Exercise directions.
Although the entries contain pictures, repeat only their words, exactly as written.

Supplied records.
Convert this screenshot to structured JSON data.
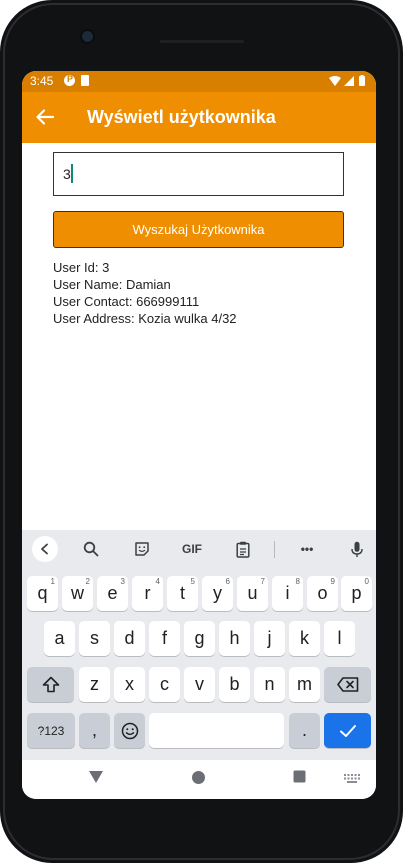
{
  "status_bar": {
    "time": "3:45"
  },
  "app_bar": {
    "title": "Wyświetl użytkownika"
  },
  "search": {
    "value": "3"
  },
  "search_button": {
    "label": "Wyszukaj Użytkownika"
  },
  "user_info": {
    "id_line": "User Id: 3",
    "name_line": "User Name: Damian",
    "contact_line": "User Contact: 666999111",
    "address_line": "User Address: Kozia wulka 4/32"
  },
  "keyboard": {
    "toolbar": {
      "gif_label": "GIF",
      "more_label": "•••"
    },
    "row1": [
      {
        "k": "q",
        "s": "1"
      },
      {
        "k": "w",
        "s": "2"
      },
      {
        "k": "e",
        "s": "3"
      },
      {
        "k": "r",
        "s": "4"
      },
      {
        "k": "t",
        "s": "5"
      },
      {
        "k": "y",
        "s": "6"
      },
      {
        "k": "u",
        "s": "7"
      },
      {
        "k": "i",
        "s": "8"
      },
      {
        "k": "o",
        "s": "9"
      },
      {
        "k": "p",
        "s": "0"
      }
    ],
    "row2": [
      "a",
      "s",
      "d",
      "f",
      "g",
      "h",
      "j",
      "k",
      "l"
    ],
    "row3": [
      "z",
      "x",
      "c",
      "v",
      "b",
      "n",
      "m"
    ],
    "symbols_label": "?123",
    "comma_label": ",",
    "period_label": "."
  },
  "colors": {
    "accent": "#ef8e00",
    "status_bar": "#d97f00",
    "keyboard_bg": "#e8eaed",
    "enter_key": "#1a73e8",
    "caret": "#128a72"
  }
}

Written response.
Convert this screenshot to structured JSON data.
{
  "status_bar": {
    "time": "3:45"
  },
  "app_bar": {
    "title": "Wyświetl użytkownika"
  },
  "search": {
    "value": "3"
  },
  "search_button": {
    "label": "Wyszukaj Użytkownika"
  },
  "user_info": {
    "id_line": "User Id: 3",
    "name_line": "User Name: Damian",
    "contact_line": "User Contact: 666999111",
    "address_line": "User Address: Kozia wulka 4/32"
  },
  "keyboard": {
    "toolbar": {
      "gif_label": "GIF",
      "more_label": "•••"
    },
    "row1": [
      {
        "k": "q",
        "s": "1"
      },
      {
        "k": "w",
        "s": "2"
      },
      {
        "k": "e",
        "s": "3"
      },
      {
        "k": "r",
        "s": "4"
      },
      {
        "k": "t",
        "s": "5"
      },
      {
        "k": "y",
        "s": "6"
      },
      {
        "k": "u",
        "s": "7"
      },
      {
        "k": "i",
        "s": "8"
      },
      {
        "k": "o",
        "s": "9"
      },
      {
        "k": "p",
        "s": "0"
      }
    ],
    "row2": [
      "a",
      "s",
      "d",
      "f",
      "g",
      "h",
      "j",
      "k",
      "l"
    ],
    "row3": [
      "z",
      "x",
      "c",
      "v",
      "b",
      "n",
      "m"
    ],
    "symbols_label": "?123",
    "comma_label": ",",
    "period_label": "."
  },
  "colors": {
    "accent": "#ef8e00",
    "status_bar": "#d97f00",
    "keyboard_bg": "#e8eaed",
    "enter_key": "#1a73e8",
    "caret": "#128a72"
  }
}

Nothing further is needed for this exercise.